“Either you bring the water to L.A. or you bring L.A. to the water.” ~~Noah Cross… Chinatown
While the east of the country gets pummeled by Hurricane Sandy and whole towns are devoured by tons of dirty, churning water, I cannot recall if we even had a few days of rain here in southern California since last winter. I remember the worried faces of Serbian farmers as they looked at the skies early in the morning this summer when I was there, shaking their heads in desperation, resigned to the fact that a few random clouds would disperse by noon and the cracks in the thirsty soil that did not see the rain in months would just get deeper.
But for us city dwellers, it takes a natural disaster to get us to start thinking about water as something different than a routine shower in the morning and a reliable stream that comes out from the state-of-the-art faucet in our custom-made kitchens. We take water for granted and it takes a tsunami in Java, the earthquake in Japan, and the disasters caused by Katrina and now Sandy to bring home the fact that water is our friend and our enemy. But the deep concern we feel is fleeting and we easily fall back to our old ways.
Most of us have become so distanced from the origins of our food, that we do not give a second thought to the relationship between the abundance of produce in our grocery stores and water. So how does all of this work? California Farm Water Coalition has a motto: Food grows where water flows, and a few days ago I witnessed that in ways I had never experienced before.
My consternation over noticing enormous fields flooded with water was dispersed when Bryce of Lundberg Family Farms assured us that the actual depth of water in rice fields does not exceed 5 inches, due to a layer of hard-packed clay underneath. The wetlands are not only great for suffocating the weeds, mulching the stalks, and germinating the rice seeds, but also they make for excellent wild bird sanctuaries which are often much better than the natural refuges. Between 300 and 400 different avian species find food and shelter in flooded rice fields.

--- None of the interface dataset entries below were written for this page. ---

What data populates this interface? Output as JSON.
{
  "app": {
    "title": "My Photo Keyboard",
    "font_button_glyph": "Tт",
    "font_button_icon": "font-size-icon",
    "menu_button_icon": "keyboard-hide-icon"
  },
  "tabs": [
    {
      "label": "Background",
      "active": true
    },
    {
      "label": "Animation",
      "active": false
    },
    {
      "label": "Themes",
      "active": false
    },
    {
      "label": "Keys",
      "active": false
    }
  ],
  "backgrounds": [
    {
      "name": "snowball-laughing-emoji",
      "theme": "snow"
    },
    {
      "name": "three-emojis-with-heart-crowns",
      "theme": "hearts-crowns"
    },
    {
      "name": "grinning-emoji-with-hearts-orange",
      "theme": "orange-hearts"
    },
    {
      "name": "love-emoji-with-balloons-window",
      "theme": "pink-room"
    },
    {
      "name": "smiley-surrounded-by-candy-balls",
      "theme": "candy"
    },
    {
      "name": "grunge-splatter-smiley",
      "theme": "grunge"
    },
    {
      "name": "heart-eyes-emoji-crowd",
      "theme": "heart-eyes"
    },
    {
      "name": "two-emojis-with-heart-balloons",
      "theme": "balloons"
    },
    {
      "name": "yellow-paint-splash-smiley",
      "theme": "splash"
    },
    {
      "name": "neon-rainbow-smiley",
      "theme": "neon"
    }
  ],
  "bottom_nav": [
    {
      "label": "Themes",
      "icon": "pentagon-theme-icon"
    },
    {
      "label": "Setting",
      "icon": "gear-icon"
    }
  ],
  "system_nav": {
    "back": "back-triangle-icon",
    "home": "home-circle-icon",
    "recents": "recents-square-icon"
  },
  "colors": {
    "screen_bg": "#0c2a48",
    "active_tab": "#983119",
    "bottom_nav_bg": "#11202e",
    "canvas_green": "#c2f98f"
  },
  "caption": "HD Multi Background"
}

We learned that all water is measured in acre feet (1 acre foot is the volume of water that would cover 1 acre to a depth of 1 foot; I am sure that my fellow Europeans, educated on simplicity of the metric system, will find it fascinating that there are 325,851 gallons of water in an acre foot – good to know if you ever end up as a contestant on Jeopardy!). Rice plants consume only 3.3 acre feet of water in their growing process. It takes only 16 gallons of water to grow 1 serving (1 ounce) of rice, which is comparable to tomatoes and other vegetables.
Driving away from the Sacramento airport, following the Sierra Nevada foothills, we stopped at Oroville Dam, the tallest earthfill embankment dam in the U.S. Built by the California Department of Water Resources, this 770 feet tall dam is a main feature of the California State Water Project , one of two major projects that California’s water system consists of. Construction started in 1961 and the dam on the Feather River started generating electricity in 1968. Oroville man-made lake is the second largest in the U.S. The river is fed by rain and snow melting off the Sierra Nevada Mountains. Besides generating power, the dam warms the water and regulates irrigation in the Sacramento-San Joaquin Delta. When the reservoir is full, it contains three and a half million acre feet, which is enough to supply water for thirty million people.
The intricate irrigation system is what attracted many Midwestern farming families to migrate west and in retrospect it allowed California to prosper and offer the abundance of produce to the nation and abroad. Glenn-Colusa Irrigation District is the largest district in Sacramento Valley covering over 175,000 acres. The 65-mile long irrigation canal feeding off Sacramento River has over 900 miles of laterals and drains which provide water for agriculture only. That makes it possible for water to be used and reused over and over.
To keep fish from entering the irrigation canals, fish screens were built back in the 1920s. With Chinook salmon being on the endangered list, the District had to reconstruct the elaborate system of screens, employing the U.S. Engineers Corps. To learn more about this project, click on the YouTube video link:
To find out how California deals with water, where the water comes from, and how it is dispersed, visit Jolly Tomato and let Jeanne educate you. She has years of journalistic experience behind her and her two adorable sons motivate her to explore the origins of food available to us.